                        They are talking about having the turkey out for 20 or so minutes while transporting it not an hour+. As mention, the internal muscle meat is practically sterile and all surface bacterium that may populate during the car trip would be killed within minutes of placing back in the oven.

                    1. re: Janet from Richmond

                      A 90 minute rest? Wow. Do you pull it when the white meat is 150 or so? Do you get to have any crunchy, hot skin?

                      1. re: MGZ

                        Yes....we pull it out at around 150. The skin is fine....but the meat is super-duper terrific and never, ever dry. I care more about the meat than the skin. Our turkey is generally in the 20 lb. range.

                        We also buy fresh, free range turkey that has never been frozen and it cooks MUCH more quickly than a traditional Butterball and the like.

                  2. We do this every year -- I'm in France, so the ovens here aren't big enough to hold a huge bird (about 10 lbs max -- but that's okay, because it's hard to find a bird that big anyway...)

                    BUT -- we host a multi-family celebration, and one bird just isn't big enough -- so my best friend does one in her oven (about 20 minutes away), then packs it into a cooler for the ride (contains the grease and juices and mess, too...) -- by the time it gets here and we get it plated, it's ready to carve.

                    We time it so that I take mine out just before she gets here -- so by the time she's in and stuff carried in from the car and her bird is plated and carved, mine is plated, has rested, and is ready to carve and serve.

                    1 Reply
                    1. re: sunshine842

                      I also cook the turkey at home to bring to my mothers house and put it in a cooler.

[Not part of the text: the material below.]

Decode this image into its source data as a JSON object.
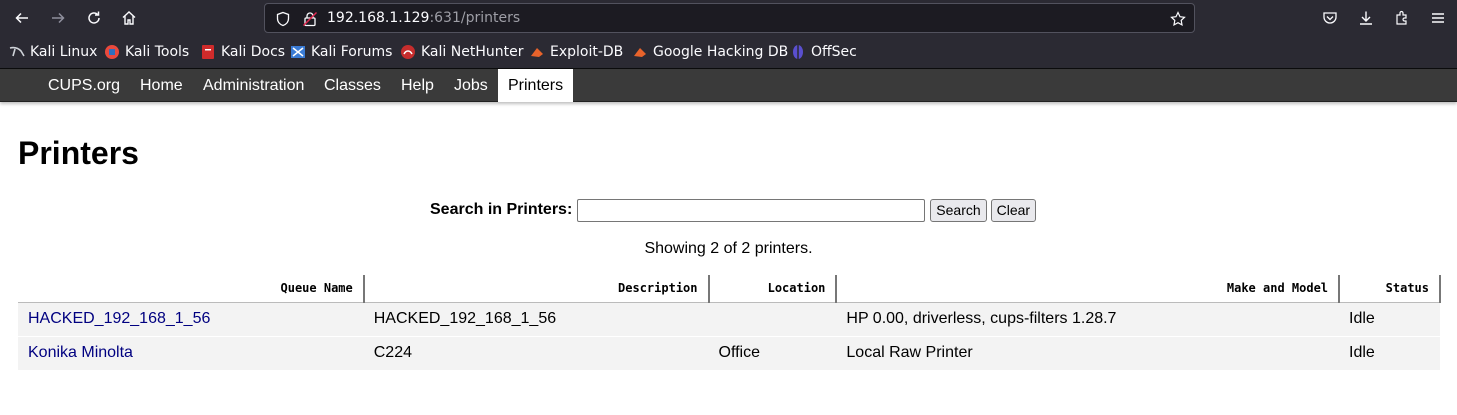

Just put very hot water in the cooler several times to warm it up. Wrap turkey in aluminum foil and cover with cheese cloths (i also use an old towel) and its rested and perfect every time.